Website and app data records
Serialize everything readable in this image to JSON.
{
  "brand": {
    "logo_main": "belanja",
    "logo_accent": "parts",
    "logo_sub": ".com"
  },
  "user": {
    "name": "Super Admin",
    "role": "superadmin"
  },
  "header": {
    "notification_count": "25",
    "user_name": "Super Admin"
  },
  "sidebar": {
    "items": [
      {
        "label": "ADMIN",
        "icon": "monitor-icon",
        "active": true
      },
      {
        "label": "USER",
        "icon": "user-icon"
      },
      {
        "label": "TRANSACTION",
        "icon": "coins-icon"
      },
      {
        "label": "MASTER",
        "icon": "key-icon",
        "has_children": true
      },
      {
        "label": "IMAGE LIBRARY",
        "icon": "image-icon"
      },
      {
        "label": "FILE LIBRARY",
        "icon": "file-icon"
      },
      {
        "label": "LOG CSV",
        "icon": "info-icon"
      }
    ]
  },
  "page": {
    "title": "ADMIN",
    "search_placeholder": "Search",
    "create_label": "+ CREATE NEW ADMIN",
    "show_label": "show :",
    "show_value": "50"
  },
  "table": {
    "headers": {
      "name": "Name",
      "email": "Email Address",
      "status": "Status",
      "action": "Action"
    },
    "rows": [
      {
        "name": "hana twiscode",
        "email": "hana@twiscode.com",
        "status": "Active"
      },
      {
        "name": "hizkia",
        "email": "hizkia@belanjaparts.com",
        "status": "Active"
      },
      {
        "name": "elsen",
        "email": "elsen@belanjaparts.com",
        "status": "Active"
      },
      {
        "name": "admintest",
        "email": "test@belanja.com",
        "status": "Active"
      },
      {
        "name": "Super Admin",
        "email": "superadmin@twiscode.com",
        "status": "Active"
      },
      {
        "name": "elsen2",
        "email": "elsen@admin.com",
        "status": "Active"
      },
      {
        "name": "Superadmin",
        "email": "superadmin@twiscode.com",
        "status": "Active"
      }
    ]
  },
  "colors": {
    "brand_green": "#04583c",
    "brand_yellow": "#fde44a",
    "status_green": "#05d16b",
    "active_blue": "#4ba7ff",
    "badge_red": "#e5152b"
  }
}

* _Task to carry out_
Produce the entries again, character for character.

* _Task solution_
Serialize everything readable in this image to JSON.
{
  "brand": {
    "logo_main": "belanja",
    "logo_accent": "parts",
    "logo_sub": ".com"
  },
  "user": {
    "name": "Super Admin",
    "role": "superadmin"
  },
  "header": {
    "notification_count": "25",
    "user_name": "Super Admin"
  },
  "sidebar": {
    "items": [
      {
        "label": "ADMIN",
        "icon": "monitor-icon",
        "active": true
      },
      {
        "label": "USER",
        "icon": "user-icon"
      },
      {
        "label": "TRANSACTION",
        "icon": "coins-icon"
      },
      {
        "label": "MASTER",
        "icon": "key-icon",
        "has_children": true
      },
      {
        "label": "IMAGE LIBRARY",
        "icon": "image-icon"
      },
      {
        "label": "FILE LIBRARY",
        "icon": "file-icon"
      },
      {
        "label": "LOG CSV",
        "icon": "info-icon"
      }
    ]
  },
  "page": {
    "title": "ADMIN",
    "search_placeholder": "Search",
    "create_label": "+ CREATE NEW ADMIN",
    "show_label": "show :",
    "show_value": "50"
  },
  "table": {
    "headers": {
      "name": "Name",
      "email": "Email Address",
      "status": "Status",
      "action": "Action"
    },
    "rows": [
      {
        "name": "hana twiscode",
        "email": "hana@twiscode.com",
        "status": "Active"
      },
      {
        "name": "hizkia",
        "email": "hizkia@belanjaparts.com",
        "status": "Active"
      },
      {
        "name": "elsen",
        "email": "elsen@belanjaparts.com",
        "status": "Active"
      },
      {
        "name": "admintest",
        "email": "test@belanja.com",
        "status": "Active"
      },
      {
        "name": "Super Admin",
        "email": "superadmin@twiscode.com",
        "status": "Active"
      },
      {
        "name": "elsen2",
        "email": "elsen@admin.com",
        "status": "Active"
      },
      {
        "name": "Superadmin",
        "email": "superadmin@twiscode.com",
        "status": "Active"
      }
    ]
  },
  "colors": {
    "brand_green": "#04583c",
    "brand_yellow": "#fde44a",
    "status_green": "#05d16b",
    "active_blue": "#4ba7ff",
    "badge_red": "#e5152b"
  }
}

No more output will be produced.